He lived in the Launceston area for many years of his life. First, in Muddy Plains as a farmer and then eventually, Wellington Street in Launceston where he went back to his trade and worked as a bootmaker.
As he got older there was still the odd incident such as neglecting horses, allowing his cow to wander freely or carelessly driving a dray, which would get him in trouble but these only resulted in fines. He continued to have issues with his drinking but all-in-all became a functioning member of society.
He watched his daughters grow up and saw them all married. The years rolled by and he found himself saying goodbye to his wife, Frances. She’d stuck with him through thick and thin but was killed accidentally on 28 October 1886 by a runaway cow. She was 74 years old.
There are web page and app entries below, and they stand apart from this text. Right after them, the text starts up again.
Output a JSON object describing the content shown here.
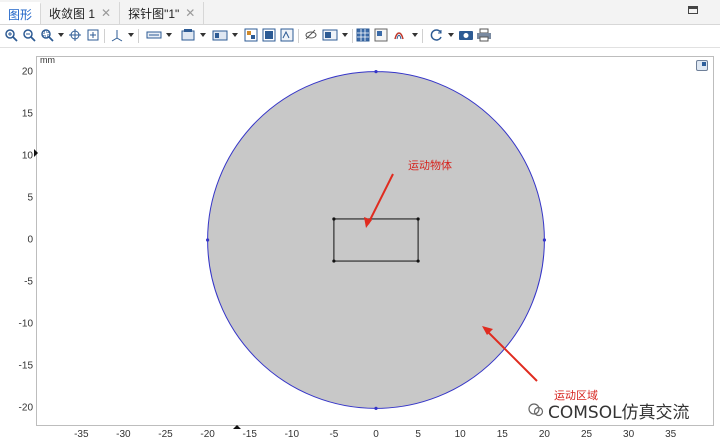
{
  "tabs": [
    {
      "label": "图形",
      "active": true,
      "closable": false
    },
    {
      "label": "收敛图 1",
      "active": false,
      "closable": true
    },
    {
      "label": "探针图\"1\"",
      "active": false,
      "closable": true
    }
  ],
  "toolbar": {
    "icons": [
      "zoom-in-icon",
      "zoom-out-icon",
      "zoom-box-icon",
      "center-icon",
      "zoom-extents-icon",
      "axis-orientation-icon",
      "select-box-icon",
      "select-objects-icon",
      "select-domains-icon",
      "selection-list-icon",
      "clear-selection-icon",
      "show-labels-icon",
      "hide-icon",
      "grid-icon",
      "scene-light-icon",
      "transparency-icon",
      "reset-view-icon",
      "camera-icon",
      "print-icon"
    ]
  },
  "plot": {
    "unit_label": "mm",
    "y_ticks": [
      "20",
      "15",
      "10",
      "5",
      "0",
      "-5",
      "-10",
      "-15",
      "-20"
    ],
    "x_ticks": [
      "-35",
      "-30",
      "-25",
      "-20",
      "-15",
      "-10",
      "-5",
      "0",
      "5",
      "10",
      "15",
      "20",
      "25",
      "30",
      "35"
    ],
    "geometry": {
      "circle": {
        "cx": 0,
        "cy": 0,
        "r": 20,
        "fill": "#c8c8c8",
        "stroke": "#3535c8"
      },
      "rectangle": {
        "x_min": -5,
        "x_max": 5,
        "y_min": -2.5,
        "y_max": 2.5,
        "stroke": "#111111"
      }
    },
    "annotations": [
      {
        "text": "运动物体",
        "color": "#d6231e"
      },
      {
        "text": "运动区域",
        "color": "#d6231e"
      }
    ]
  },
  "watermark": {
    "text": "COMSOL仿真交流"
  }
}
As strange as that may sound I will publish a future post which provides more details of her accidental death.
The young man with the mermaid tattoo was now an old man but he continued to live out the remaining years of his life surrounded by his daughters and grandchildren. It was at his daughter’s house in Forth Beach when on 5 July 1897 he took his last breath and passed away at the age of 89. He was later laid to rest in Forth Cemetery.
Ephraim’s life, like many other convicts, is colourful and filled with drama. He had his problems but I get the impression that he tried to do his best for his family. Family notices are scattered throughout the historical newspapers and though he may not have been a rich man these make me believe that he was a man who cared.
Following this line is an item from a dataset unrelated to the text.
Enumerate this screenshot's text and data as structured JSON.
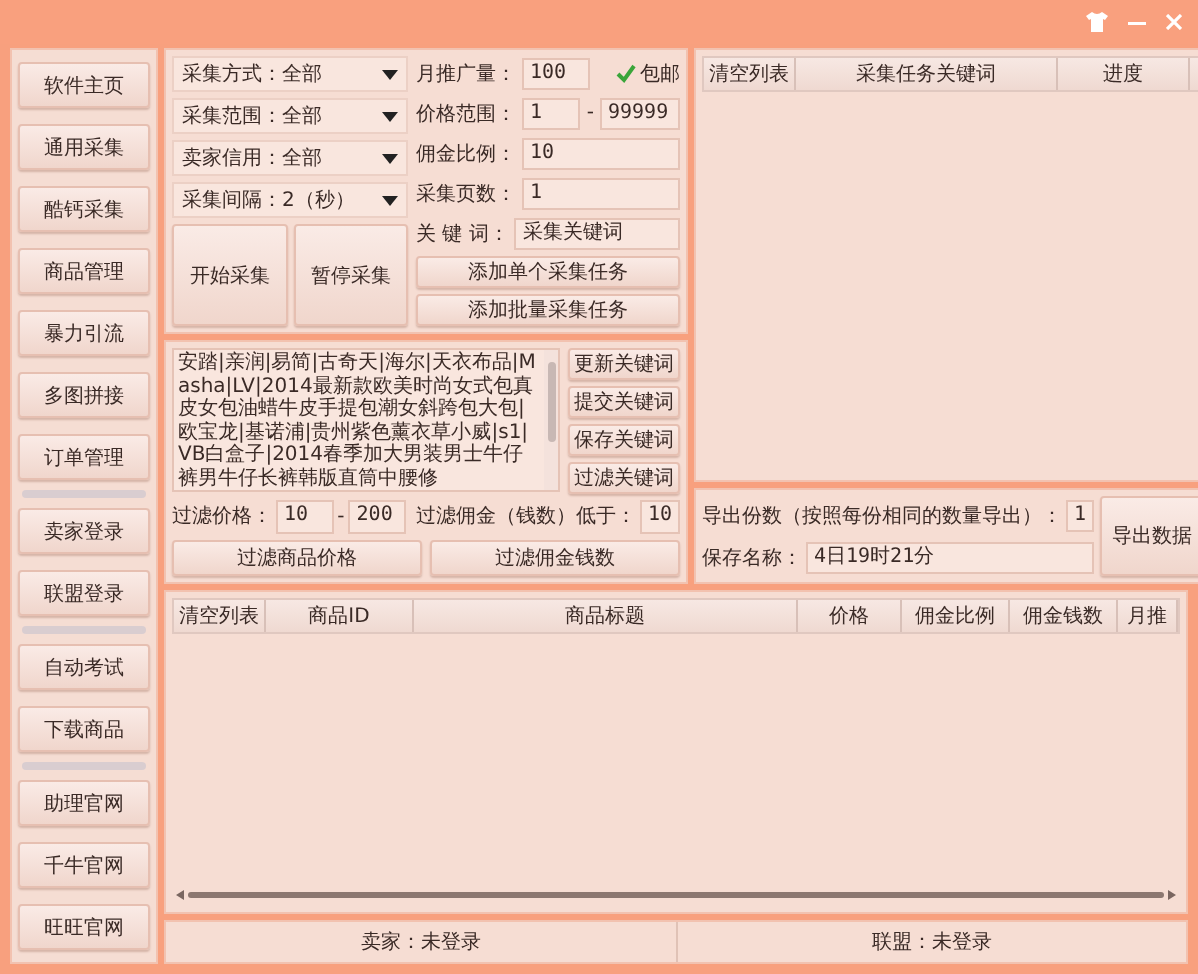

I would also like to extend my gratitude to the Archives Office of Tasmania. If their convict records were not available for viewing online I would never have discovered the descriptions of Ephraim (and been amazed at his tattoos) nor would I have known of his behavioural record and his various punishments.
- Old Bailey Proceedings Online (www.oldbaileyonline.org, version 6.0, 19 August 2011), January 1822, trial of EPHRAIM DIGBY (t18220109-113).
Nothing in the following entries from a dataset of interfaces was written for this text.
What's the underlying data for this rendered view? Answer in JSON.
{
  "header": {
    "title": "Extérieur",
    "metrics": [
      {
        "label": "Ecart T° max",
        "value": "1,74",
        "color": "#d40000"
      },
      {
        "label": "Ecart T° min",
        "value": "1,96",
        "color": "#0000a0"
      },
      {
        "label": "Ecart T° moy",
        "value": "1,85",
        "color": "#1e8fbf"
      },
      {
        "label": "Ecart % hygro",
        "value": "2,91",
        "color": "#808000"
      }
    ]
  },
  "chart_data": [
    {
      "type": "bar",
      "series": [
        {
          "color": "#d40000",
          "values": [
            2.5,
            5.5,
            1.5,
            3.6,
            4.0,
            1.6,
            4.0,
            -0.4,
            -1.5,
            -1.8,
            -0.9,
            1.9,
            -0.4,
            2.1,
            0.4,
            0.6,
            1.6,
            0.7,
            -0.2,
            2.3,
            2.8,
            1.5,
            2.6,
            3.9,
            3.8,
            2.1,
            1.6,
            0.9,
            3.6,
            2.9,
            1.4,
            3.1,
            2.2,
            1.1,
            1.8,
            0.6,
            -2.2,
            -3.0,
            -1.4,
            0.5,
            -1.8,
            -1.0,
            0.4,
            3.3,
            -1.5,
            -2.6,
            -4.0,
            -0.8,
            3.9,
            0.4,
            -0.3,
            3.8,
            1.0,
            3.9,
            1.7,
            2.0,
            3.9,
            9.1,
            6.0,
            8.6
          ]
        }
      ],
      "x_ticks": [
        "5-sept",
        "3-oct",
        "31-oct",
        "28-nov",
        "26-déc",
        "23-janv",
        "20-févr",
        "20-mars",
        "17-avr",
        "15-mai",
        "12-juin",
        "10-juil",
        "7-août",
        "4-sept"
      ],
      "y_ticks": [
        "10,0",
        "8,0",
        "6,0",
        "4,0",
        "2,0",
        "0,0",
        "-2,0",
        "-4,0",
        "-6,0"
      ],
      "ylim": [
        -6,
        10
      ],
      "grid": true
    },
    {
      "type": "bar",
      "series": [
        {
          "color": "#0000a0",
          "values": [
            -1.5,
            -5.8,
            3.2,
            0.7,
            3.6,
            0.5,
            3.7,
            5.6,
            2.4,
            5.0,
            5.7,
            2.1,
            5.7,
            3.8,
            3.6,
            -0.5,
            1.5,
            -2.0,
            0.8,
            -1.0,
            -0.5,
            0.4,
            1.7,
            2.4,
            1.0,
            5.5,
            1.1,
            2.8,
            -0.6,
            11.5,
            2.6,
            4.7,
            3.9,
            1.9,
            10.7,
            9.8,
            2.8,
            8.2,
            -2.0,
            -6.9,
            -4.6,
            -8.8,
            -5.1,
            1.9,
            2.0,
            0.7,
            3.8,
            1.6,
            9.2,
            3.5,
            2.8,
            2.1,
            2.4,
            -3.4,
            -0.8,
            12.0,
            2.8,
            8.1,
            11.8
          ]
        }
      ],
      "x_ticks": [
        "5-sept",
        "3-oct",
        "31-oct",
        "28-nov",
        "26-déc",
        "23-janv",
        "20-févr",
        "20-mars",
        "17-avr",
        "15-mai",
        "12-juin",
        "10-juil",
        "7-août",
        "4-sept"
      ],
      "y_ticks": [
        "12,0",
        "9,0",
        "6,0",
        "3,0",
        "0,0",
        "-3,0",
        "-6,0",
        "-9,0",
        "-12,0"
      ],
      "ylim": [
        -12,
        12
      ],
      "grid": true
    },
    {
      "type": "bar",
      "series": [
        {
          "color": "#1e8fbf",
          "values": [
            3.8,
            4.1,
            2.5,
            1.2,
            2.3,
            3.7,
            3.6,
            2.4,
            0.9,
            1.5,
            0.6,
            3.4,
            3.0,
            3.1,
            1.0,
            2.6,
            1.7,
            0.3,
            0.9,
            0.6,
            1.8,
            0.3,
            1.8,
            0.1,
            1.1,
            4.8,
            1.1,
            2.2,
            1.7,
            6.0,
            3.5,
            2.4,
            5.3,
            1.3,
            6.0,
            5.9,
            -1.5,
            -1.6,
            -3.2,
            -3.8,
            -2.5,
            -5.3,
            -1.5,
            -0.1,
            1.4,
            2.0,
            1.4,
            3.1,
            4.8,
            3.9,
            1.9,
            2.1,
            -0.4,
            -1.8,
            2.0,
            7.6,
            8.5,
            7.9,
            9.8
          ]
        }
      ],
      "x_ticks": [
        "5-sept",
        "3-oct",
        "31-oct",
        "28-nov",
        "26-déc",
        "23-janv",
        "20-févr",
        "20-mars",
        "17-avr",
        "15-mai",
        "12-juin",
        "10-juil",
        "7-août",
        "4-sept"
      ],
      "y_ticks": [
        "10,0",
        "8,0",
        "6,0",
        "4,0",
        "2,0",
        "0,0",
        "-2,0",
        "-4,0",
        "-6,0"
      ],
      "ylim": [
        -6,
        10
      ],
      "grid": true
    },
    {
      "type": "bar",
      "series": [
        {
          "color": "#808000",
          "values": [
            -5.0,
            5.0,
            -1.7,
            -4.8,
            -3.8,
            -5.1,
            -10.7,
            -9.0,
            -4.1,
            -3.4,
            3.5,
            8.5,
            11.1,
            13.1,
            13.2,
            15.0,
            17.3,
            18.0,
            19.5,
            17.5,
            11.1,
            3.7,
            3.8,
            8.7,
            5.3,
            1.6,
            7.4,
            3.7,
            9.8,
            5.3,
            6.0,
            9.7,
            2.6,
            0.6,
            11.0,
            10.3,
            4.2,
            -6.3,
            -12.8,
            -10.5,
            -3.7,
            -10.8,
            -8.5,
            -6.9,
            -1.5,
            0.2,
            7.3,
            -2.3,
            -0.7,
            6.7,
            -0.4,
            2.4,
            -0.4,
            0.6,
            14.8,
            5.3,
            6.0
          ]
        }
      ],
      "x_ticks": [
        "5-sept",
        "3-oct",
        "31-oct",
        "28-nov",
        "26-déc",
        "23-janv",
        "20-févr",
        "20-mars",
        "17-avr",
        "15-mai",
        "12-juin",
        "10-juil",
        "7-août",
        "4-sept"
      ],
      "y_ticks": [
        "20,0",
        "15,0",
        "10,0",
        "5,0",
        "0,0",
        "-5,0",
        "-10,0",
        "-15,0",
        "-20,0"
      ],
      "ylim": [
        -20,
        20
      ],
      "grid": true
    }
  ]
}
- Ancestry.com. Australian Convict Transportation Registers – Other Fleets & Ships, 1791-1868 [database on-line].
- Indents of Male Convicts. Item number: CON14/1/1. Page number: 18. Courtesy of Archives Office of Tasmania.
- Descriptive Lists of Convicts Compiled by Surgeons. Item number: CON69/1/1. Page number: 124. Courtesy of Archives Office of Tasmania.
- Registers of Male Convicts. Item number: CON23/1/1. Page: D 342-371. Courtesy of the Archives Office of Tasmania.
- Conduct Records. Item number: CON31-1-9. Page: 129. Courtesy of the Archives Office of Tasmania.
- Information and image of the Treadwheel courtesy of: Encyclopaedia Britannica. Encyclopaedia Britannica Online. Encyclopaedia Britannica, 2011. Web. 18 Aug. 2011. <http://www.britannica.com/EBchecked/topic/1333759/treadwheel>.
- 1829 ‘From the Gazette of this Day.’, The Hobart Town Courier (Tas. : 1827 – 1839), 17 January, p. 2, viewed 19 August, 2011, http://nla.gov.au/nla.news-article4218436
- Ancestry.com. Australia Marriage Index, 1788-1950 [database on-line].
- 1842 ‘POLICE REPORT.’, Launceston Examiner (Tas. : 1842 – 1899), 16 April, p. 4 Edition: EVENING, viewed 19 August, 2011, http://nla.gov.au/nla.news-article36248157
- 1856 ‘LOCAL INTELLIGENCE.’, The Cornwall Chronicle (Launceston, Tas. : 1835 – 1880), 12 March, p. 5, viewed 19 August, 2011, http://nla.gov.au/nla.news-article65719483
- Launceston Assessment Roll (1856): http://www.rootsweb.ancestry.com/~austas/Lton2.htm
- Residents of Launceston (1866): http://www.rootsweb.ancestry.com/~austas/lton66cd.htm
- 1897 ‘Family Notices.’, Launceston Examiner (Tas. : 1842 – 1899), 10 July, p. 1, viewed 19 August, 2011, http://nla.gov.au/nla.news-article39691881
- Photo of Ephraim’s headstone courtesy of Judith.